Neuroscience Says That Powerful People See The World Differently

And not all of it is good.

Image courtesy of Flickr.

The famous quote has it, “power corrupts.” More precisely — and scientifically — power blinds.

When people are made to feel powerful, they lose some of the mental functions that form empathy, Jerry Useem reports in new story for the Atlantic. It’s an impairment that helps explain why Henry Kissinger thinks he’s sexually magnetic and why Donald Trump thinks he can say or do anything to anyone.

In the general population, neuroscientists have found that people’s brains will mirror the activity they see other people doing. When you watch a video of someone squeezing a rubber ball, your brain will sparkle with activity as though you were doing it yourself. It’s a sympathetic response that researchers think is an ingredient for empathy. But when people are made to feel powerful, there’s way less of that mirroring — suggesting less empathy, a result also found with people who make more money.

In a follow-up study, researchers asked powerful participants to concentrate on the mirroring, and they couldn’t get themselves to be more empathetic on purpose.

These are results from the lab, not long-term longitudinal studies, so they’re far from the final word. But still, power as cognitive handicap is a theme that bright minds have been warning about for a couple centuries: British Prime Minister William Pitt observed that “unlimited power is apt to corrupt the minds of those who possess it” in 1770.

More recently, another Brit, the neurologist-politician David Owen has gone as far to propose “Hubris syndrome” as an “acquired personality disorder.” It’s characterized by seeing “the world as a place for self-glorification through the use of power”; losing “contact with reality”; resorting “to restlessness, recklessness and impulsive actions”; and displaying “incompetence with disregard for nuts and bolts of policy making.” (Remind you of someone?) Owen has started an organization for studying hubris, called the Daedalus Trust, named for the father of Icarus, the Greek figure who, in flying too close to the sun, had his waxen wings melt, sending him crashing toward the earth.
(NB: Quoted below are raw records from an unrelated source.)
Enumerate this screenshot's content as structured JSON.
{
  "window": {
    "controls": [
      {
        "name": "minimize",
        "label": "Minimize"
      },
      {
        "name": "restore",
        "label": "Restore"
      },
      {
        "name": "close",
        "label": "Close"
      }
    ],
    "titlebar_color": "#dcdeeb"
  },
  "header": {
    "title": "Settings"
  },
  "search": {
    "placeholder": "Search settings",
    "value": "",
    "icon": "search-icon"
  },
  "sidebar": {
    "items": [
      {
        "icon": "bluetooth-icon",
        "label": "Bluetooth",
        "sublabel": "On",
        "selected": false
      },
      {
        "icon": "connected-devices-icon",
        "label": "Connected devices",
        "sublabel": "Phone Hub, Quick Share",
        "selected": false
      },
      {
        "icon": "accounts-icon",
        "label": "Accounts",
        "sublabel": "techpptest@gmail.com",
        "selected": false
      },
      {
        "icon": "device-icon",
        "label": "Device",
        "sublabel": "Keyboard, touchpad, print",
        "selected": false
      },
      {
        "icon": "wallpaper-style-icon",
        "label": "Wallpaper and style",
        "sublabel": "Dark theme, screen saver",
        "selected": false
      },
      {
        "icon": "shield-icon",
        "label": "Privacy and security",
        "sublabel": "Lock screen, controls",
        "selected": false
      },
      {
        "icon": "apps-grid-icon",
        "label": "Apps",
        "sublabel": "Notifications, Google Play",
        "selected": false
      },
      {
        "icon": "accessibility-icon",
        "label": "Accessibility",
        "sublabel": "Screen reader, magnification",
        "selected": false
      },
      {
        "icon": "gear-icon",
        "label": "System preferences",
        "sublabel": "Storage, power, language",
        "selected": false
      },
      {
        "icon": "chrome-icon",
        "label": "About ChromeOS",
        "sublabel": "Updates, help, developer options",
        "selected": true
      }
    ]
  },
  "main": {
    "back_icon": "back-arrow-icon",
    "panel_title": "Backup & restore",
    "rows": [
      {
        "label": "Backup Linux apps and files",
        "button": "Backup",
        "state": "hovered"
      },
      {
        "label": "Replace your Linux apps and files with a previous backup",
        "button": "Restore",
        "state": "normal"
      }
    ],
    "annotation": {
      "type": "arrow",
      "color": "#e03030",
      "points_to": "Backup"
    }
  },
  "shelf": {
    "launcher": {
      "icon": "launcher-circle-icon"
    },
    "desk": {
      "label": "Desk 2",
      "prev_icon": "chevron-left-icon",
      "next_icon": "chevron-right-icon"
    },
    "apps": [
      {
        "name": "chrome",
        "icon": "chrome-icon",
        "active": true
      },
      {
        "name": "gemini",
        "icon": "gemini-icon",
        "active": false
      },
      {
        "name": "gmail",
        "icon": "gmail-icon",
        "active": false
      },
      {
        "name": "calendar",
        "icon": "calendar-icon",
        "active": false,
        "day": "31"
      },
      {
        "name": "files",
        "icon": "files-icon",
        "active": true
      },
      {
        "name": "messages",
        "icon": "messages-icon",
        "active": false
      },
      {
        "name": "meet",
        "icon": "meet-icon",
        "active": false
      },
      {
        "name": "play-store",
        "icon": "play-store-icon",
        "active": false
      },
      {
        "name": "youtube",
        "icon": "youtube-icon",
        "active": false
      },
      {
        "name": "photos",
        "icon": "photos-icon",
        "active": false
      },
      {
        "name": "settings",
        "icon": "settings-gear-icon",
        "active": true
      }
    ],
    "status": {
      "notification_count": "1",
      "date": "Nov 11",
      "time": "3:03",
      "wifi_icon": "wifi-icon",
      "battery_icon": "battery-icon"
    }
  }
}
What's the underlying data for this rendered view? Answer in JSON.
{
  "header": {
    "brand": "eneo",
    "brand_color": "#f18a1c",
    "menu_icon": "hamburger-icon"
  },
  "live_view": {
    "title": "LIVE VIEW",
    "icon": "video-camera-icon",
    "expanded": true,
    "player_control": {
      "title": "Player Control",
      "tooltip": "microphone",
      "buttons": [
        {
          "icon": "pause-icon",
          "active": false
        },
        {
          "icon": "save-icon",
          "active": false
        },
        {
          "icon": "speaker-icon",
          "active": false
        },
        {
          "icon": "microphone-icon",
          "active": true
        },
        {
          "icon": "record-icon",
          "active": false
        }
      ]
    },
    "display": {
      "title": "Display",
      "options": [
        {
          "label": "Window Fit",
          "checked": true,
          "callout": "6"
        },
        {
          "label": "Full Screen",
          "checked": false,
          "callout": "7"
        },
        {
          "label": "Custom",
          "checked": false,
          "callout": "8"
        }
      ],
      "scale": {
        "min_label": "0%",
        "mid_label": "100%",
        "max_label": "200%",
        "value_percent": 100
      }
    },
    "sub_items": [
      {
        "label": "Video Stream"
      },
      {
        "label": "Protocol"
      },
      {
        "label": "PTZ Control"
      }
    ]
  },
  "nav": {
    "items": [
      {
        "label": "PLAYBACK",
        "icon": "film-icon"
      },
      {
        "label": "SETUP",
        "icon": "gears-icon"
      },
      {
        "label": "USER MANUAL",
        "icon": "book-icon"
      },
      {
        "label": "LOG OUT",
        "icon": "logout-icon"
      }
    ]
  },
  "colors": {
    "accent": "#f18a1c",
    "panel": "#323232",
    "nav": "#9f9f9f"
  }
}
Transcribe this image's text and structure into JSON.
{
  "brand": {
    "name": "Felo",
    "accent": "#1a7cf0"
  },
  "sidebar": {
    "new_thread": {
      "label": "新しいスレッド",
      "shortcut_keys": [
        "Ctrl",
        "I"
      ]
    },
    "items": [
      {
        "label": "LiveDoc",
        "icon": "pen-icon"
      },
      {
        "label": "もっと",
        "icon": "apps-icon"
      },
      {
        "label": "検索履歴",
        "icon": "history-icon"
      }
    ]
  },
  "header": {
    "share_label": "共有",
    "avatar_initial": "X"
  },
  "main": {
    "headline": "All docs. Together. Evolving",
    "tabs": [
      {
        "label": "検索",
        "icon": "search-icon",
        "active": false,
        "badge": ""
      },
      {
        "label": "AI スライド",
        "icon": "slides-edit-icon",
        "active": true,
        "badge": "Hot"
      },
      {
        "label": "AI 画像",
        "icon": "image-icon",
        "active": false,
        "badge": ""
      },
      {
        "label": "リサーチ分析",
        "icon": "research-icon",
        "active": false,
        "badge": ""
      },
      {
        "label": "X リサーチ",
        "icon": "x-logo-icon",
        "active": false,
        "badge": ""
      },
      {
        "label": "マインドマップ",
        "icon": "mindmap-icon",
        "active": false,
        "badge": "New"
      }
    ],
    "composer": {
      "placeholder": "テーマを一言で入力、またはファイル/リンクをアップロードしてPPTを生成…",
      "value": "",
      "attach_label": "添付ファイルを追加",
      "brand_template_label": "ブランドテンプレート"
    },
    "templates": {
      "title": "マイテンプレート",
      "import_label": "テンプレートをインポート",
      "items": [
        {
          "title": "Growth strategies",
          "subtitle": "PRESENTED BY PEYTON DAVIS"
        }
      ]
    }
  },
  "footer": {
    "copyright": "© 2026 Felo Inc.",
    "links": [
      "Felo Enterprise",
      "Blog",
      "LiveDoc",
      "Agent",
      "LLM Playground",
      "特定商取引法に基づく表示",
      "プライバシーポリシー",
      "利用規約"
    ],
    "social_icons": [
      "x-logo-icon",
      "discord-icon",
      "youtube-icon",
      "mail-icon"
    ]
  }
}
If there’s anything to help the powerful become less blind and stop them from turning themselves into tragic figures, Useem suggests “toe holders”: close confidants who keep the powerful from heading too far into orbit. It’s part of why, behind every great leader, there’s a greater partner or parent: Winston Churchill’s wife Clementine wrote him saying that she’d “noticed a deterioration in your manner,” reflected in the contempt he showed subordinates. PepsiCo CEO Indra Nooyi likes to tell the story of how, after being elected to the company’s board, she came home glowing with self-satisfaction, and her mother asked her to go out and get some milk. Mom’s advice: “Leave that damn crown in the garage.”

Here’s an idea: Put Nooyi’s mom in the Trump administration.